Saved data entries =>
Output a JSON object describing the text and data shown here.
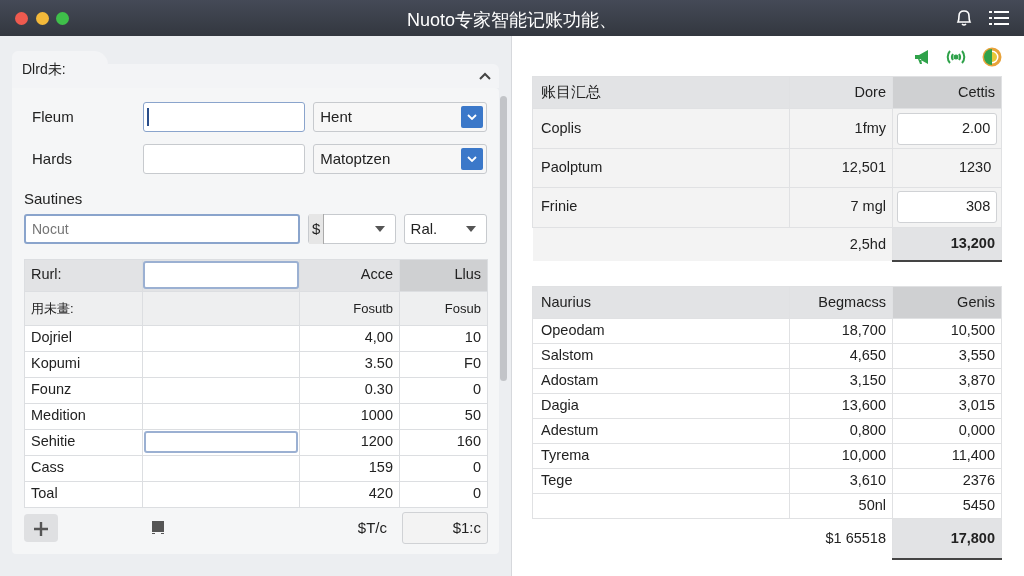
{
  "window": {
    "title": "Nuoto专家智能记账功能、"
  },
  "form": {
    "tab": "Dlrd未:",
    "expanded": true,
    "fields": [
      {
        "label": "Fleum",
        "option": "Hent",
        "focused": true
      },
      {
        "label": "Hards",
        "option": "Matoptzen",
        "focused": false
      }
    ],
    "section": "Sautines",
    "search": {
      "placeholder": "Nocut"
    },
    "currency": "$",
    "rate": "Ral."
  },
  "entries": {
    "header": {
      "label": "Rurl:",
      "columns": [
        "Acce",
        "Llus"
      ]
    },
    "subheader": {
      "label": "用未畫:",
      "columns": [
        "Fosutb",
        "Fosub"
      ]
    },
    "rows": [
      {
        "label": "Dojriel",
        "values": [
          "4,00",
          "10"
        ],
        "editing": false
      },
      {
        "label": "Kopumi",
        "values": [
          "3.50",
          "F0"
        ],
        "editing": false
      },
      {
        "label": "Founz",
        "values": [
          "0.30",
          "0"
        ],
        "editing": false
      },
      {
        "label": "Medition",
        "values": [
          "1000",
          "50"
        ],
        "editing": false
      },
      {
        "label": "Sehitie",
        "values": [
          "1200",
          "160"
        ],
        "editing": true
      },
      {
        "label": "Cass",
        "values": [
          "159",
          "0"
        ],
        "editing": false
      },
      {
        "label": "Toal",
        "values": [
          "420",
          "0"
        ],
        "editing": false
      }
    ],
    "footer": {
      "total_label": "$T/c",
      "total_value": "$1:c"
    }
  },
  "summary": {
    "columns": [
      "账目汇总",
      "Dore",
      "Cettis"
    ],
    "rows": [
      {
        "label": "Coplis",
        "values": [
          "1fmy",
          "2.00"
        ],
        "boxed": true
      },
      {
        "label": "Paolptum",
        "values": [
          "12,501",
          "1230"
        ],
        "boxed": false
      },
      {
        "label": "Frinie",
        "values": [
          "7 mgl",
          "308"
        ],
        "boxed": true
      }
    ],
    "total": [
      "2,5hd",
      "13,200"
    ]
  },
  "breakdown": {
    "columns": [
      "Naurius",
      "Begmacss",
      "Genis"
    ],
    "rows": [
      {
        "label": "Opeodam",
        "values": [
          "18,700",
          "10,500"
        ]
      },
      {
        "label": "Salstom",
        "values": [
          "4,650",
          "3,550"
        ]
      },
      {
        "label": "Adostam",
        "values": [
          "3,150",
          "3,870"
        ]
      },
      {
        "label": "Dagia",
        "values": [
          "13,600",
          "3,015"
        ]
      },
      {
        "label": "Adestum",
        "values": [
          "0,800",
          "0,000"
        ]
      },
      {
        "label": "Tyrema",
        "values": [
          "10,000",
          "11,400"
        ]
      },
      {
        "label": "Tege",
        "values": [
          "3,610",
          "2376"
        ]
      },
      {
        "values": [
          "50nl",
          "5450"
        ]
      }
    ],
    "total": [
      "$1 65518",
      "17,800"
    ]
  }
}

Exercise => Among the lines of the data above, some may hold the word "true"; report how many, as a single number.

Output of the task => 5